Making Light Of Stretchwrap Waste
June 28, 2010
by Canadian Packaging Staff
While strength and durability may be stretchwrap film’s two biggest virtues when it comes to securing loads of palletized shipments of boxes or other products, this essential functionality does not have to come at the price of a permanent environmental burden on the planet.
Recently developed by the Montreal-based Intertape Polymer Group (IPG), the new OXO-Biodegradable stretch film is a high-quality film, with comparable mechanical attributes to standard stretch films, containing a special additive that initiates and accelerates the breakdown of the film—but only when exposed to direct sunlight, which is very rare for most end-of-line packaging operations.

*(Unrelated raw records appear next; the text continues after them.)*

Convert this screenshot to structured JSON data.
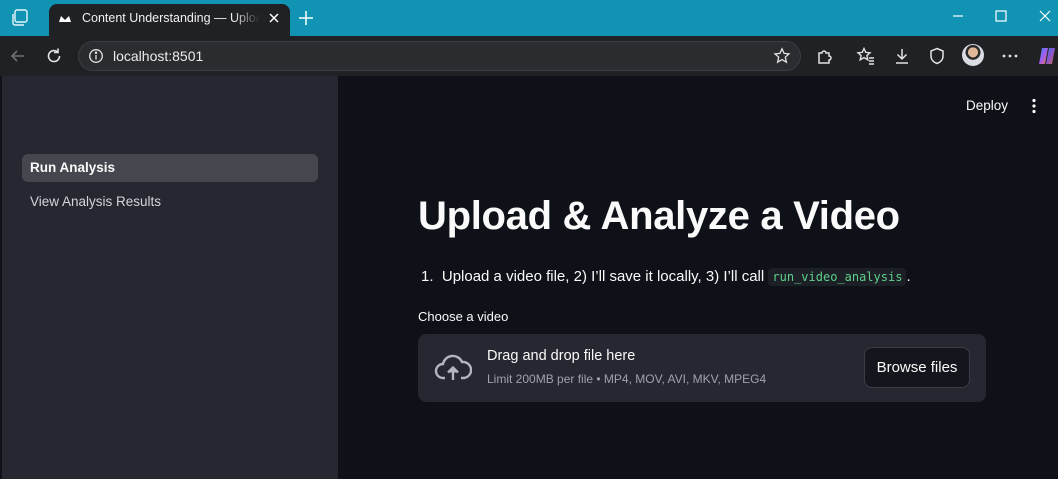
{
  "browser": {
    "tab_title": "Content Understanding — Upload & Analyze a Video",
    "address": "localhost:8501"
  },
  "sidebar": {
    "items": [
      {
        "label": "Run Analysis",
        "active": true
      },
      {
        "label": "View Analysis Results",
        "active": false
      }
    ]
  },
  "header": {
    "deploy_label": "Deploy"
  },
  "main": {
    "title": "Upload & Analyze a Video",
    "list_item_number": "1.",
    "list_item_text": "Upload a video file, 2) I’ll save it locally, 3) I’ll call",
    "list_item_code": "run_video_analysis",
    "list_item_suffix": ".",
    "uploader": {
      "label": "Choose a video",
      "title": "Drag and drop file here",
      "subtitle": "Limit 200MB per file • MP4, MOV, AVI, MKV, MPEG4",
      "button_label": "Browse files"
    }
  },
  "colors": {
    "titlebar": "#1193b4",
    "sidebar_bg": "#262730",
    "main_bg": "#0e1117",
    "code_text": "#5fd08a"
  },
  "icons": [
    "workspaces-icon",
    "streamlit-favicon-icon",
    "close-tab-icon",
    "new-tab-icon",
    "minimize-icon",
    "maximize-icon",
    "close-window-icon",
    "back-icon",
    "reload-icon",
    "site-info-icon",
    "favorite-star-icon",
    "extensions-icon",
    "favorites-icon",
    "downloads-icon",
    "browser-essentials-icon",
    "profile-avatar",
    "more-icon",
    "copilot-icon",
    "kebab-menu-icon",
    "upload-cloud-icon"
  ]
}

When kept out of direct sunlight, the used film is as recyclable as any other conventional stretchwrap, according to IPG, which produces a comprehensive range of specialty polyolefin, plastic and paper-based packaging products for a variety of retail and industrial applications, as well as woven and flexible intermediate bulk containers (FIBCs) and high-performance tapes and cloths.

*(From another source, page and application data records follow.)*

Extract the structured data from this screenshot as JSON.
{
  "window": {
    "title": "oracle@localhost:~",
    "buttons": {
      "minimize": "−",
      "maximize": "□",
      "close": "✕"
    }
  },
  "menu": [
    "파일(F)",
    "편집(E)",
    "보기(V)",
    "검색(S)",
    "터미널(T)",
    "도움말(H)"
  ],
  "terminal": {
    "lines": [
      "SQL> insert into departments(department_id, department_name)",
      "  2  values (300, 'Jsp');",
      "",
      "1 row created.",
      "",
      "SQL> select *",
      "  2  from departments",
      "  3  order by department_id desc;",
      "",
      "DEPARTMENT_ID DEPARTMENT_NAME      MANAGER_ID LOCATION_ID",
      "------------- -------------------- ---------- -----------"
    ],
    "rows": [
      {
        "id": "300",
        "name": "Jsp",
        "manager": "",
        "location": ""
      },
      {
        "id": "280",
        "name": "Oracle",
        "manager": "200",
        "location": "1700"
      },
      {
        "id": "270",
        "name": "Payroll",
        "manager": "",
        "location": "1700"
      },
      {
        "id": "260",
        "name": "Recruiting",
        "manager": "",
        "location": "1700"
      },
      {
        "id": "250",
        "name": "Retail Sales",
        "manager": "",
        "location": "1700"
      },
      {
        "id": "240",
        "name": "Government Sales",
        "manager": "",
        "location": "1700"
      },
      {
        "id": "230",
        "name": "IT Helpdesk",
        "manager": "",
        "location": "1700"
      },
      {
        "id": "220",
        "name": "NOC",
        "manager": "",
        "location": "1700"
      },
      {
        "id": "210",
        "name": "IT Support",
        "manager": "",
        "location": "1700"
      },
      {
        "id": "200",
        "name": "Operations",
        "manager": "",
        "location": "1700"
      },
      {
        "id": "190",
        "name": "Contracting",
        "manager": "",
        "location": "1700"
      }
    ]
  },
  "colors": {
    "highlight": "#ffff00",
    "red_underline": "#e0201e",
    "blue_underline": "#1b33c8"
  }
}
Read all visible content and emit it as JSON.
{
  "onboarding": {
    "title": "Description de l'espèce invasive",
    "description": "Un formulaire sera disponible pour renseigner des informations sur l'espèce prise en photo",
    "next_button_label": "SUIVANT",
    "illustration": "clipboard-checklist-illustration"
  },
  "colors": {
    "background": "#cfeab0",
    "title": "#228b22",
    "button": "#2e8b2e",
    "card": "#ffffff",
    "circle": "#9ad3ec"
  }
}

But if recycling is not a readily-available option, for whatever reason, simply exposing the waste film to UV (ultraviolet) light and oxygen will set off a natural biodegradation process whereby the special OXO additives

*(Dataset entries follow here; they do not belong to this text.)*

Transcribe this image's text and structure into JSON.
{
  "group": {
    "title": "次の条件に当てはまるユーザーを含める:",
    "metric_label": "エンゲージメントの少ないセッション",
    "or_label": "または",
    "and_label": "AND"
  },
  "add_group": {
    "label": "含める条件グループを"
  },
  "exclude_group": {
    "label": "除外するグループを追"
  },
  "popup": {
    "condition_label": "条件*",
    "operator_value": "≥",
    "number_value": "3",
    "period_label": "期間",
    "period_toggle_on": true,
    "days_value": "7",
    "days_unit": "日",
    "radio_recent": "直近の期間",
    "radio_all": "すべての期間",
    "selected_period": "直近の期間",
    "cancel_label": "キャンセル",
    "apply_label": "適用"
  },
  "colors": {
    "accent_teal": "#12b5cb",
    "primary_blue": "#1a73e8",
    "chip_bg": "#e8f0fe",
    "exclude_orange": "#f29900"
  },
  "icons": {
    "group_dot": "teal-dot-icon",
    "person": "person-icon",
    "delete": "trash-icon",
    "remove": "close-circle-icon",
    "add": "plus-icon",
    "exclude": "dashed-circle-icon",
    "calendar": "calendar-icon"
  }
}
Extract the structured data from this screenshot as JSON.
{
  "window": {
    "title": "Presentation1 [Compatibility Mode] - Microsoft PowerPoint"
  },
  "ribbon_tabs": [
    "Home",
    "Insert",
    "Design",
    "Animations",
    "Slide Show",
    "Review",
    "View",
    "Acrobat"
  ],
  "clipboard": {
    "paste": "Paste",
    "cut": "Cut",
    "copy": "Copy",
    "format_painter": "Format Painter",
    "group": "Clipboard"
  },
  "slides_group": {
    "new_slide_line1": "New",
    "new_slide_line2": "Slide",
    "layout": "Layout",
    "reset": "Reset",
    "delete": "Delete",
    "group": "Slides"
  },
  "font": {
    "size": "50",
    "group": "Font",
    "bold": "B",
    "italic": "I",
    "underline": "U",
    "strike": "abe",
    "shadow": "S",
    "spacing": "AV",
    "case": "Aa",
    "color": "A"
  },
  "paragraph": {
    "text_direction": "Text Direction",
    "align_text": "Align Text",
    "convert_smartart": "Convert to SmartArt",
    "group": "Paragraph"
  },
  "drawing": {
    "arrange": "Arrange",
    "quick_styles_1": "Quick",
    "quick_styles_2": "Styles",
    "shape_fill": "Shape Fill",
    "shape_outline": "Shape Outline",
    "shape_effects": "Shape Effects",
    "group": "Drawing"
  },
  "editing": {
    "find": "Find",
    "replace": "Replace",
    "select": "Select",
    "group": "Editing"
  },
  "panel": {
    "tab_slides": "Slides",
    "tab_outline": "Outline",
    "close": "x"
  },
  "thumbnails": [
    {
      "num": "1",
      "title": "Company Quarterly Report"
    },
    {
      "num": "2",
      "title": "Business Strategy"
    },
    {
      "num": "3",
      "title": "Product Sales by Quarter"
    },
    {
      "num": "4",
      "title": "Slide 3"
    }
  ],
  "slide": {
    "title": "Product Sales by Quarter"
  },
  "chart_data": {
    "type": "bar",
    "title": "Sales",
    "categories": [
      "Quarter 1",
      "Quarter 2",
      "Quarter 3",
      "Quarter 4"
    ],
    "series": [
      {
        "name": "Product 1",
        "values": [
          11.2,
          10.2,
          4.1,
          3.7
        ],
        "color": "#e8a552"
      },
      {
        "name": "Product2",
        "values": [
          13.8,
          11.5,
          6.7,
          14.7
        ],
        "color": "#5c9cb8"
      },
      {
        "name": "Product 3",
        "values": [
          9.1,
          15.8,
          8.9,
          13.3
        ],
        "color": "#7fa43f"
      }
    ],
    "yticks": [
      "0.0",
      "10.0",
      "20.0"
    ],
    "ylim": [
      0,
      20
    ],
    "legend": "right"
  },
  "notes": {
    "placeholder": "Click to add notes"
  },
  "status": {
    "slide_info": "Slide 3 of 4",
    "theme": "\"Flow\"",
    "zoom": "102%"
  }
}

begin to break down the molecular bonds in the remaining pieces—thus allowing live organisms to convert the pieces into carbon-dioxide and trace elements, completing the entire biodegradation process in less than a year’s time.
Distributed by the Woodbridge, Ont.-based Canpaco, the OXO-Biodegradable stretch film is available in standard clear construction as well as in green-tinted color, which allows users of this film to make their own clear statement on their company’s commitment to sustainable packaging and manufacturing practices.
For more information, contact Canpaco via www.canpaco.com.